Description of the task — A word-for-word repetition of all the entries is required.

Dataset —
#####
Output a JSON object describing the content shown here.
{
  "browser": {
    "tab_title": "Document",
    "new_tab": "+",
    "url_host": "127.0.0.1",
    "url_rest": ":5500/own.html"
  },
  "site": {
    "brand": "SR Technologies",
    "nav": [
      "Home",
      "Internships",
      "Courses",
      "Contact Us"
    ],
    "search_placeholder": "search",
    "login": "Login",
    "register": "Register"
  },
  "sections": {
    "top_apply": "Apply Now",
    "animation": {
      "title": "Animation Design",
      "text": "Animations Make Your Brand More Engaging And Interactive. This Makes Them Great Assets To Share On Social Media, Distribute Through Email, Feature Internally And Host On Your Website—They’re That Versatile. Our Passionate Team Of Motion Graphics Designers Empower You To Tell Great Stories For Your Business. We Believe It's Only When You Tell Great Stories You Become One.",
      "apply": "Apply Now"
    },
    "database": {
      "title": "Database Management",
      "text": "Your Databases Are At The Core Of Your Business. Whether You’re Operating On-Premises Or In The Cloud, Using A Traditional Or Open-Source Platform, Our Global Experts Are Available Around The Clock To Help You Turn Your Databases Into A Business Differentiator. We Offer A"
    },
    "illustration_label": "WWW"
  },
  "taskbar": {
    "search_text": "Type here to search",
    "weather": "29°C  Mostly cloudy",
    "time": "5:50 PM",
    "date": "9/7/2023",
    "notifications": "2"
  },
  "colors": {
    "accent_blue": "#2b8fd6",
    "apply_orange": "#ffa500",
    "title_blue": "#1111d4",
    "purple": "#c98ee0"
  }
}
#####
Written response —
Output a JSON object describing the content shown here.
{
  "browser": {
    "tab_title": "Document",
    "new_tab": "+",
    "url_host": "127.0.0.1",
    "url_rest": ":5500/own.html"
  },
  "site": {
    "brand": "SR Technologies",
    "nav": [
      "Home",
      "Internships",
      "Courses",
      "Contact Us"
    ],
    "search_placeholder": "search",
    "login": "Login",
    "register": "Register"
  },
  "sections": {
    "top_apply": "Apply Now",
    "animation": {
      "title": "Animation Design",
      "text": "Animations Make Your Brand More Engaging And Interactive. This Makes Them Great Assets To Share On Social Media, Distribute Through Email, Feature Internally And Host On Your Website—They’re That Versatile. Our Passionate Team Of Motion Graphics Designers Empower You To Tell Great Stories For Your Business. We Believe It's Only When You Tell Great Stories You Become One.",
      "apply": "Apply Now"
    },
    "database": {
      "title": "Database Management",
      "text": "Your Databases Are At The Core Of Your Business. Whether You’re Operating On-Premises Or In The Cloud, Using A Traditional Or Open-Source Platform, Our Global Experts Are Available Around The Clock To Help You Turn Your Databases Into A Business Differentiator. We Offer A"
    },
    "illustration_label": "WWW"
  },
  "taskbar": {
    "search_text": "Type here to search",
    "weather": "29°C  Mostly cloudy",
    "time": "5:50 PM",
    "date": "9/7/2023",
    "notifications": "2"
  },
  "colors": {
    "accent_blue": "#2b8fd6",
    "apply_orange": "#ffa500",
    "title_blue": "#1111d4",
    "purple": "#c98ee0"
  }
}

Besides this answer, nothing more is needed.